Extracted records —
BEGIN

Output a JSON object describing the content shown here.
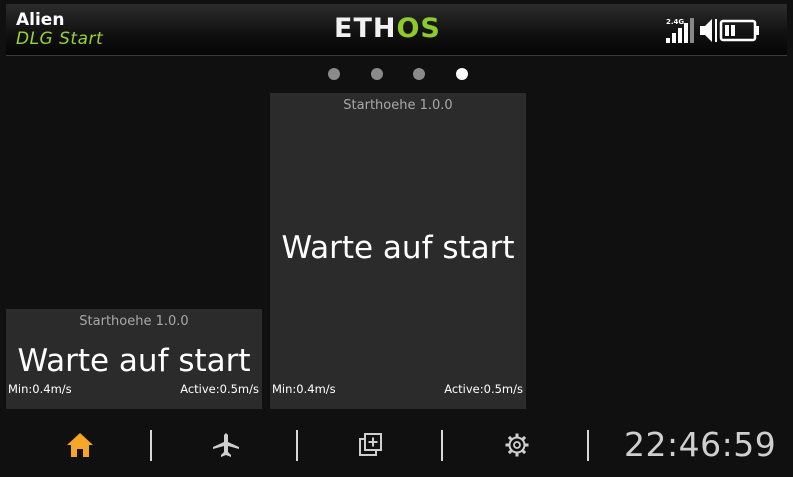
{
  "header": {
    "model_name": "Alien",
    "model_subtitle": "DLG Start",
    "logo_part1": "ETH",
    "logo_part2": "OS",
    "band_label": "2.4G"
  },
  "page_dots": {
    "count": 4,
    "active_index": 3
  },
  "widgets": [
    {
      "title": "Starthoehe 1.0.0",
      "message": "Warte auf start",
      "min_label": "Min:0.4m/s",
      "active_label": "Active:0.5m/s"
    },
    {
      "title": "Starthoehe 1.0.0",
      "message": "Warte auf start",
      "min_label": "Min:0.4m/s",
      "active_label": "Active:0.5m/s"
    }
  ],
  "bottom_bar": {
    "icons": [
      "home-icon",
      "airplane-icon",
      "layers-add-icon",
      "gear-icon"
    ],
    "active_icon": "home-icon",
    "clock": "22:46:59"
  },
  "colors": {
    "accent_green": "#8ccc2a",
    "subtitle_green": "#9bd22e",
    "home_orange": "#f5a623",
    "widget_bg": "#2b2b2b",
    "background": "#101010"
  }
}
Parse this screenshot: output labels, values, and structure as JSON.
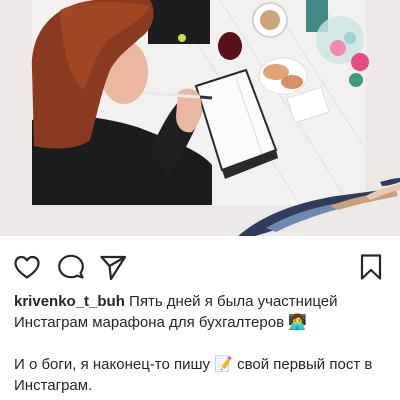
{
  "post": {
    "username": "krivenko_t_buh",
    "caption_line1": "Пять дней я была участницей Инстаграм марафона для бухгалтеров",
    "caption_emoji1": "👩‍💻",
    "caption_line2_before": "И о боги, я наконец-то пишу",
    "caption_emoji2": "📝",
    "caption_line2_after": "свой первый пост в Инстаграм."
  },
  "actions": {
    "like_icon": "heart-icon",
    "comment_icon": "comment-icon",
    "share_icon": "paper-plane-icon",
    "save_icon": "bookmark-icon"
  },
  "colors": {
    "text": "#262626",
    "photo_background": "#ece9e6",
    "accent_navy": "#2f3c5c"
  }
}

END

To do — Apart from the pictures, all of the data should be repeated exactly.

Answer to this problem —
Output a JSON object describing the content shown here.
{
  "header": {
    "model_name": "Alien",
    "model_subtitle": "DLG Start",
    "logo_part1": "ETH",
    "logo_part2": "OS",
    "band_label": "2.4G"
  },
  "page_dots": {
    "count": 4,
    "active_index": 3
  },
  "widgets": [
    {
      "title": "Starthoehe 1.0.0",
      "message": "Warte auf start",
      "min_label": "Min:0.4m/s",
      "active_label": "Active:0.5m/s"
    },
    {
      "title": "Starthoehe 1.0.0",
      "message": "Warte auf start",
      "min_label": "Min:0.4m/s",
      "active_label": "Active:0.5m/s"
    }
  ],
  "bottom_bar": {
    "icons": [
      "home-icon",
      "airplane-icon",
      "layers-add-icon",
      "gear-icon"
    ],
    "active_icon": "home-icon",
    "clock": "22:46:59"
  },
  "colors": {
    "accent_green": "#8ccc2a",
    "subtitle_green": "#9bd22e",
    "home_orange": "#f5a623",
    "widget_bg": "#2b2b2b",
    "background": "#101010"
  }
}
Parse this screenshot: output labels, values, and structure as JSON.
{
  "post": {
    "username": "krivenko_t_buh",
    "caption_line1": "Пять дней я была участницей Инстаграм марафона для бухгалтеров",
    "caption_emoji1": "👩‍💻",
    "caption_line2_before": "И о боги, я наконец-то пишу",
    "caption_emoji2": "📝",
    "caption_line2_after": "свой первый пост в Инстаграм."
  },
  "actions": {
    "like_icon": "heart-icon",
    "comment_icon": "comment-icon",
    "share_icon": "paper-plane-icon",
    "save_icon": "bookmark-icon"
  },
  "colors": {
    "text": "#262626",
    "photo_background": "#ece9e6",
    "accent_navy": "#2f3c5c"
  }
}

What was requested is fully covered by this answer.